- YOUR TASK -
Look through the listing below for the string "trough". Show each line where it occurs.
MATERIAL PROVIDED Start Marker
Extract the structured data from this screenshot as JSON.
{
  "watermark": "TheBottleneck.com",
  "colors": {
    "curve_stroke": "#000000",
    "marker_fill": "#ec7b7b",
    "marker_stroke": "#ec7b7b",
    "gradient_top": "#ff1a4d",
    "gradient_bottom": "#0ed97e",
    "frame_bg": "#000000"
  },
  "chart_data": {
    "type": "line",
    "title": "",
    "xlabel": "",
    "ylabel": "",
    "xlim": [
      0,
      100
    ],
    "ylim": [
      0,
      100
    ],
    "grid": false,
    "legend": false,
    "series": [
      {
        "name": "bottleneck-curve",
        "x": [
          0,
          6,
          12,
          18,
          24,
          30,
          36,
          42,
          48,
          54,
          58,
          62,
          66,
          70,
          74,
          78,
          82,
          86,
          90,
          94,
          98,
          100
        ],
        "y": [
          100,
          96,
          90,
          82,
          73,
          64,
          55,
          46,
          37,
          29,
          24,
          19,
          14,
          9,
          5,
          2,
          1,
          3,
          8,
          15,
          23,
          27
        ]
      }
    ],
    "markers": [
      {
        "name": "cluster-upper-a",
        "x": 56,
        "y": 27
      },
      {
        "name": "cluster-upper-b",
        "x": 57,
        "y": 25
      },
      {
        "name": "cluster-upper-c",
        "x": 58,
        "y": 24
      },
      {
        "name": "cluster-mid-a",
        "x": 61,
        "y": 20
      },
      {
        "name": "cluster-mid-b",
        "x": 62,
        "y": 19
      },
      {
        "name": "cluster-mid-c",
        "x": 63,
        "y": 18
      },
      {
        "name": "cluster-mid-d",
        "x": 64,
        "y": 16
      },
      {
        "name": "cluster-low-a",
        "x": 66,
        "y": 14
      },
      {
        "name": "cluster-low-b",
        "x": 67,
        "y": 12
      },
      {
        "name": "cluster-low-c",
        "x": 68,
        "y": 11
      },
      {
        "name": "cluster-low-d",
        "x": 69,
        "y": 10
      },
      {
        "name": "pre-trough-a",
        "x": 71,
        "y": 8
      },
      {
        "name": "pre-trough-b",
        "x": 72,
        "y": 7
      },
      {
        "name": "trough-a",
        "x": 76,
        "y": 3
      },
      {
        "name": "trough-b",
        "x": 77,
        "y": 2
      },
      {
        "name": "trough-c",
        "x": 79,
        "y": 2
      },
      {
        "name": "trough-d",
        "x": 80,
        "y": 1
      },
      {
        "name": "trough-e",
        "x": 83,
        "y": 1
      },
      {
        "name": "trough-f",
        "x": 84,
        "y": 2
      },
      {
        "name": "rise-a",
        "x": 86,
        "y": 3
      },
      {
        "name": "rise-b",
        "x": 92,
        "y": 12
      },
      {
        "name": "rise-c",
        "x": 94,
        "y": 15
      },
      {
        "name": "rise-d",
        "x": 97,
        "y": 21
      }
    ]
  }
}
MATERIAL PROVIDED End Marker
- RESULT OF THIS EXERCISE -
        "name": "pre-trough-a",
        "name": "pre-trough-b",
        "name": "trough-a",
        "name": "trough-b",
        "name": "trough-c",
        "name": "trough-d",
        "name": "trough-e",
        "name": "trough-f",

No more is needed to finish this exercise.